For readers of The Diplomat, Goldberg’s look at Obama’s foreign policy reveals a president who thinks deeply about Asia and sees an enduring role for the United States there throughout the 21st century, long after he’s gone. Obama, after all, was the architect of the now-maligned ‘Pivot’ or ‘Rebalance’ to Asia in 2011. Though the energetic language of the pivot soon collapsed under unexpected transitions in Europe and the Middle East, Asia remains at the core of Obama’s thinking.
On China—the prime challenge for the United States in Asia going forward—Obama is clear about his interest in containment. Even though his administration officially goes to great lengths to convey to Beijing that it is not pursuing an explicit strategy of containing a rising China, Obama tells Goldberg that his administration “have been able to mobilize most of Asia to isolate China in ways that have surprised China, frankly, and have very much served our interest in strengthening our alliances.” As I discussed recently, statements from the current commander of U.S. Pacific Command, Admiral Harry Harris, certainly support Obama’s statement here, especially in the South China Sea.
Obama also fundamentally sees the trajectory of the U.S.-China relationship as important for China’s stability and foreign policy. “If we get [the U.S.-China relationship] right and China continues on a peaceful rise, then we have a partner that is growing in capability and sharing with us the burdens and responsibilities of maintaining an international order. If China fails; if it is not able to maintain a trajectory that satisfies its population and has to resort to nationalism as an organizing principle; if it feels so overwhelmed that it never takes on the responsibilities of a country its size in maintaining the international order; if it views the world only in terms of regional spheres of influence—then not only do we see the potential for conflict with China, but we will find ourselves having more difficulty dealing with these other challenges that are going to come,” he told the Atlantic.

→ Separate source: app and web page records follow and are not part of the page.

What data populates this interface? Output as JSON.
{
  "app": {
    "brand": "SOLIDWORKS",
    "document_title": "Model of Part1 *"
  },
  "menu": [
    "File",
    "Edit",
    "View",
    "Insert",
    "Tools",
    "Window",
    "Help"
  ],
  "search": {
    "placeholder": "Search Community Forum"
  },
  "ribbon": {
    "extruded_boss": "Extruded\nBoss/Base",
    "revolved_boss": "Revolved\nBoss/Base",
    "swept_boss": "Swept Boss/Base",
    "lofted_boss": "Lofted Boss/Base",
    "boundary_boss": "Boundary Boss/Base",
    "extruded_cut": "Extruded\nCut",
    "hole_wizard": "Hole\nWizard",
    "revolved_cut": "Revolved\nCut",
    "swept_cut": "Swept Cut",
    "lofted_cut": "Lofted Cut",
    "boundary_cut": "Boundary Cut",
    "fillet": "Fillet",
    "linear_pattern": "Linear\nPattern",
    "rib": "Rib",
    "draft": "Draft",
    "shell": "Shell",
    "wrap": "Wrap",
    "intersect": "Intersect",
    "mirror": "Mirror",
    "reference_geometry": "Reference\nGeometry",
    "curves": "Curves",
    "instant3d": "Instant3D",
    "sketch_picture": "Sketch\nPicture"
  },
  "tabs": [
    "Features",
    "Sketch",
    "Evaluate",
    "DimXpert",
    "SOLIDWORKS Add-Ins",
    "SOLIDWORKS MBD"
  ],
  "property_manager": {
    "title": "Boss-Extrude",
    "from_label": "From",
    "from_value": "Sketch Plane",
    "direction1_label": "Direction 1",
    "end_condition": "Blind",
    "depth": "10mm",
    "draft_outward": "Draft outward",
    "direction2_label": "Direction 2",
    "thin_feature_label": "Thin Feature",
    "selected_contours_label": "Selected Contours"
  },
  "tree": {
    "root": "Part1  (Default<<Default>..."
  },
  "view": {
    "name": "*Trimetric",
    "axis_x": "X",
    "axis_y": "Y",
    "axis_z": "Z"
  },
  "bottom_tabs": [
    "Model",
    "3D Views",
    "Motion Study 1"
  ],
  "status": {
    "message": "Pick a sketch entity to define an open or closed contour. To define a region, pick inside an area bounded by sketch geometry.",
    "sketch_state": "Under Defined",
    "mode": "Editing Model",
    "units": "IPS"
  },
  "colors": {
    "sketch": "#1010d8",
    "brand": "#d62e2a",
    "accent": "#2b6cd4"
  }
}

Another striking facet of how Obama thinks about Asia is his constant search for new states that can be brought into the U.S. sphere of influence in the region. Goldberg notes that the U.S. opening to Myanmar, which helped spur the country’s recent political transformation, came out of that instinct. What’s more interesting, perhaps, is how the administration thinks about Vietnam. Saigon fell over 40 years ago, putting an end to the Vietnam War, and this administration sees a real possibility of long-term security cooperation with Vietnam—a product of growing Chinese assertiveness in the South China Sea. In 2014, the administration moved to ease the U.S. weapons embargo against Hanoi and, last year, Obama met with Nguyen Phu Trong, the head of Vietnam’s Communist Party. Obama additionally talked up the United States’ positive perception within the country: “In Vietnam right now, America polls at 80 percent.”

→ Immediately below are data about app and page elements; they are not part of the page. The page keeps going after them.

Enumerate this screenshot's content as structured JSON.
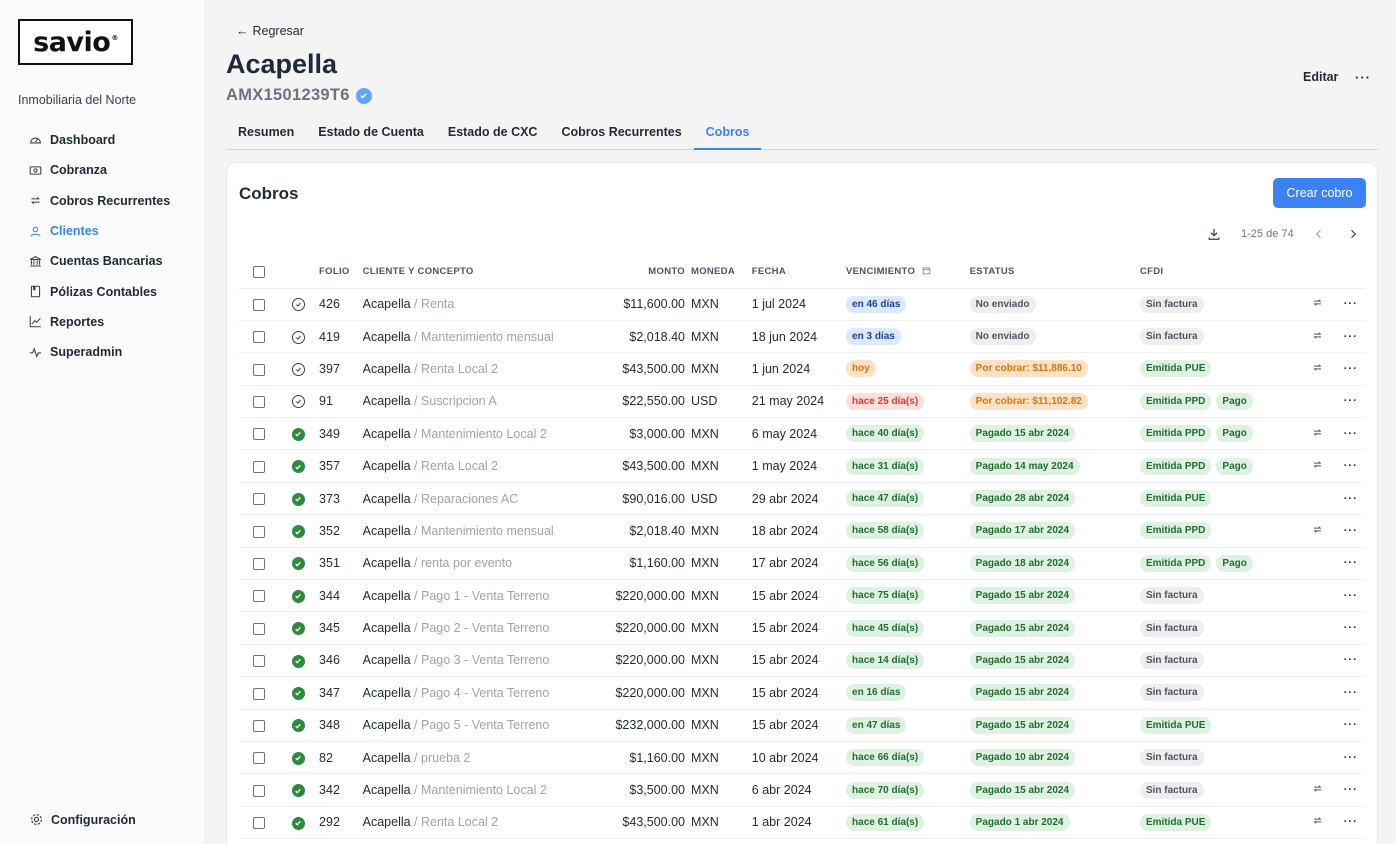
{
  "sidebar": {
    "logo": "savio",
    "org": "Inmobiliaria del Norte",
    "items": [
      {
        "label": "Dashboard",
        "icon": "gauge-icon"
      },
      {
        "label": "Cobranza",
        "icon": "cash-icon"
      },
      {
        "label": "Cobros Recurrentes",
        "icon": "repeat-icon"
      },
      {
        "label": "Clientes",
        "icon": "user-icon",
        "active": true
      },
      {
        "label": "Cuentas Bancarias",
        "icon": "bank-icon"
      },
      {
        "label": "Pólizas Contables",
        "icon": "book-icon"
      },
      {
        "label": "Reportes",
        "icon": "chart-icon"
      },
      {
        "label": "Superadmin",
        "icon": "pulse-icon"
      }
    ],
    "config": "Configuración"
  },
  "header": {
    "back": "Regresar",
    "title": "Acapella",
    "rfc": "AMX1501239T6",
    "edit": "Editar",
    "more": "···"
  },
  "tabs": [
    {
      "label": "Resumen"
    },
    {
      "label": "Estado de Cuenta"
    },
    {
      "label": "Estado de CXC"
    },
    {
      "label": "Cobros Recurrentes"
    },
    {
      "label": "Cobros",
      "active": true
    }
  ],
  "panel": {
    "title": "Cobros",
    "create": "Crear cobro",
    "pager": "1-25 de 74"
  },
  "columns": {
    "folio": "FOLIO",
    "cliente": "CLIENTE Y CONCEPTO",
    "monto": "MONTO",
    "moneda": "MONEDA",
    "fecha": "FECHA",
    "vencimiento": "VENCIMIENTO",
    "estatus": "ESTATUS",
    "cfdi": "CFDI"
  },
  "colors": {
    "accent": "#3b82f6",
    "paid": "#2f8a3e"
  },
  "rows": [
    {
      "status": "open",
      "folio": "426",
      "cliente": "Acapella",
      "concepto": "Renta",
      "monto": "$11,600.00",
      "moneda": "MXN",
      "fecha": "1 jul 2024",
      "venc": {
        "text": "en 46 días",
        "color": "blue"
      },
      "estatus": {
        "text": "No enviado",
        "color": "gray"
      },
      "cfdi": [
        {
          "text": "Sin factura",
          "color": "gray"
        }
      ],
      "recurrent": true
    },
    {
      "status": "open",
      "folio": "419",
      "cliente": "Acapella",
      "concepto": "Mantenimiento mensual",
      "monto": "$2,018.40",
      "moneda": "MXN",
      "fecha": "18 jun 2024",
      "venc": {
        "text": "en 3 días",
        "color": "blue"
      },
      "estatus": {
        "text": "No enviado",
        "color": "gray"
      },
      "cfdi": [
        {
          "text": "Sin factura",
          "color": "gray"
        }
      ],
      "recurrent": true
    },
    {
      "status": "open",
      "folio": "397",
      "cliente": "Acapella",
      "concepto": "Renta Local 2",
      "monto": "$43,500.00",
      "moneda": "MXN",
      "fecha": "1 jun 2024",
      "venc": {
        "text": "hoy",
        "color": "orange"
      },
      "estatus": {
        "text": "Por cobrar: $11,886.10",
        "color": "orange"
      },
      "cfdi": [
        {
          "text": "Emitida PUE",
          "color": "green"
        }
      ],
      "recurrent": true
    },
    {
      "status": "open",
      "folio": "91",
      "cliente": "Acapella",
      "concepto": "Suscripcion A",
      "monto": "$22,550.00",
      "moneda": "USD",
      "fecha": "21 may 2024",
      "venc": {
        "text": "hace 25 día(s)",
        "color": "red"
      },
      "estatus": {
        "text": "Por cobrar: $11,102.82",
        "color": "orange"
      },
      "cfdi": [
        {
          "text": "Emitida PPD",
          "color": "green"
        },
        {
          "text": "Pago",
          "color": "green"
        }
      ],
      "recurrent": false
    },
    {
      "status": "paid",
      "folio": "349",
      "cliente": "Acapella",
      "concepto": "Mantenimiento Local 2",
      "monto": "$3,000.00",
      "moneda": "MXN",
      "fecha": "6 may 2024",
      "venc": {
        "text": "hace 40 día(s)",
        "color": "green"
      },
      "estatus": {
        "text": "Pagado 15 abr 2024",
        "color": "green"
      },
      "cfdi": [
        {
          "text": "Emitida PPD",
          "color": "green"
        },
        {
          "text": "Pago",
          "color": "green"
        }
      ],
      "recurrent": true
    },
    {
      "status": "paid",
      "folio": "357",
      "cliente": "Acapella",
      "concepto": "Renta Local 2",
      "monto": "$43,500.00",
      "moneda": "MXN",
      "fecha": "1 may 2024",
      "venc": {
        "text": "hace 31 día(s)",
        "color": "green"
      },
      "estatus": {
        "text": "Pagado 14 may 2024",
        "color": "green"
      },
      "cfdi": [
        {
          "text": "Emitida PPD",
          "color": "green"
        },
        {
          "text": "Pago",
          "color": "green"
        }
      ],
      "recurrent": true
    },
    {
      "status": "paid",
      "folio": "373",
      "cliente": "Acapella",
      "concepto": "Reparaciones AC",
      "monto": "$90,016.00",
      "moneda": "USD",
      "fecha": "29 abr 2024",
      "venc": {
        "text": "hace 47 día(s)",
        "color": "green"
      },
      "estatus": {
        "text": "Pagado 28 abr 2024",
        "color": "green"
      },
      "cfdi": [
        {
          "text": "Emitida PUE",
          "color": "green"
        }
      ],
      "recurrent": false
    },
    {
      "status": "paid",
      "folio": "352",
      "cliente": "Acapella",
      "concepto": "Mantenimiento mensual",
      "monto": "$2,018.40",
      "moneda": "MXN",
      "fecha": "18 abr 2024",
      "venc": {
        "text": "hace 58 día(s)",
        "color": "green"
      },
      "estatus": {
        "text": "Pagado 17 abr 2024",
        "color": "green"
      },
      "cfdi": [
        {
          "text": "Emitida PPD",
          "color": "green"
        }
      ],
      "recurrent": true
    },
    {
      "status": "paid",
      "folio": "351",
      "cliente": "Acapella",
      "concepto": "renta por evento",
      "monto": "$1,160.00",
      "moneda": "MXN",
      "fecha": "17 abr 2024",
      "venc": {
        "text": "hace 56 día(s)",
        "color": "green"
      },
      "estatus": {
        "text": "Pagado 18 abr 2024",
        "color": "green"
      },
      "cfdi": [
        {
          "text": "Emitida PPD",
          "color": "green"
        },
        {
          "text": "Pago",
          "color": "green"
        }
      ],
      "recurrent": false
    },
    {
      "status": "paid",
      "folio": "344",
      "cliente": "Acapella",
      "concepto": "Pago 1 - Venta Terreno",
      "monto": "$220,000.00",
      "moneda": "MXN",
      "fecha": "15 abr 2024",
      "venc": {
        "text": "hace 75 día(s)",
        "color": "green"
      },
      "estatus": {
        "text": "Pagado 15 abr 2024",
        "color": "green"
      },
      "cfdi": [
        {
          "text": "Sin factura",
          "color": "gray"
        }
      ],
      "recurrent": false
    },
    {
      "status": "paid",
      "folio": "345",
      "cliente": "Acapella",
      "concepto": "Pago 2 - Venta Terreno",
      "monto": "$220,000.00",
      "moneda": "MXN",
      "fecha": "15 abr 2024",
      "venc": {
        "text": "hace 45 día(s)",
        "color": "green"
      },
      "estatus": {
        "text": "Pagado 15 abr 2024",
        "color": "green"
      },
      "cfdi": [
        {
          "text": "Sin factura",
          "color": "gray"
        }
      ],
      "recurrent": false
    },
    {
      "status": "paid",
      "folio": "346",
      "cliente": "Acapella",
      "concepto": "Pago 3 - Venta Terreno",
      "monto": "$220,000.00",
      "moneda": "MXN",
      "fecha": "15 abr 2024",
      "venc": {
        "text": "hace 14 día(s)",
        "color": "green"
      },
      "estatus": {
        "text": "Pagado 15 abr 2024",
        "color": "green"
      },
      "cfdi": [
        {
          "text": "Sin factura",
          "color": "gray"
        }
      ],
      "recurrent": false
    },
    {
      "status": "paid",
      "folio": "347",
      "cliente": "Acapella",
      "concepto": "Pago 4 - Venta Terreno",
      "monto": "$220,000.00",
      "moneda": "MXN",
      "fecha": "15 abr 2024",
      "venc": {
        "text": "en 16 días",
        "color": "green"
      },
      "estatus": {
        "text": "Pagado 15 abr 2024",
        "color": "green"
      },
      "cfdi": [
        {
          "text": "Sin factura",
          "color": "gray"
        }
      ],
      "recurrent": false
    },
    {
      "status": "paid",
      "folio": "348",
      "cliente": "Acapella",
      "concepto": "Pago 5 - Venta Terreno",
      "monto": "$232,000.00",
      "moneda": "MXN",
      "fecha": "15 abr 2024",
      "venc": {
        "text": "en 47 días",
        "color": "green"
      },
      "estatus": {
        "text": "Pagado 15 abr 2024",
        "color": "green"
      },
      "cfdi": [
        {
          "text": "Emitida PUE",
          "color": "green"
        }
      ],
      "recurrent": false
    },
    {
      "status": "paid",
      "folio": "82",
      "cliente": "Acapella",
      "concepto": "prueba 2",
      "monto": "$1,160.00",
      "moneda": "MXN",
      "fecha": "10 abr 2024",
      "venc": {
        "text": "hace 66 día(s)",
        "color": "green"
      },
      "estatus": {
        "text": "Pagado 10 abr 2024",
        "color": "green"
      },
      "cfdi": [
        {
          "text": "Sin factura",
          "color": "gray"
        }
      ],
      "recurrent": false
    },
    {
      "status": "paid",
      "folio": "342",
      "cliente": "Acapella",
      "concepto": "Mantenimiento Local 2",
      "monto": "$3,500.00",
      "moneda": "MXN",
      "fecha": "6 abr 2024",
      "venc": {
        "text": "hace 70 día(s)",
        "color": "green"
      },
      "estatus": {
        "text": "Pagado 15 abr 2024",
        "color": "green"
      },
      "cfdi": [
        {
          "text": "Sin factura",
          "color": "gray"
        }
      ],
      "recurrent": true
    },
    {
      "status": "paid",
      "folio": "292",
      "cliente": "Acapella",
      "concepto": "Renta Local 2",
      "monto": "$43,500.00",
      "moneda": "MXN",
      "fecha": "1 abr 2024",
      "venc": {
        "text": "hace 61 día(s)",
        "color": "green"
      },
      "estatus": {
        "text": "Pagado 1 abr 2024",
        "color": "green"
      },
      "cfdi": [
        {
          "text": "Emitida PUE",
          "color": "green"
        }
      ],
      "recurrent": true
    }
  ]
}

It’s definitely giving this entire interview a read. It’s revealing of how Obama conceives of the United States’ role in a world where power equities have shifted and Washington doesn’t command the towering hegemonic position it enjoyed throughout the 1990s, triumphant after the Cold War. To be sure, U.S. policy in Asia has left much to be desired, for supporters and critics of the president alike. But the Obama administration sustained the fundamentals of the alliances that have defined the U.S. role in Asia following the Second World War and has shaped new partnerships to keep the U.S. relevant in the region as China rises. Additionally, Obama’s push for the Trans-Pacific Partnership trade agreement represents an effort to tether Asia to U.S. norms and standards. The next U.S. president will no doubt be grateful for that continuity.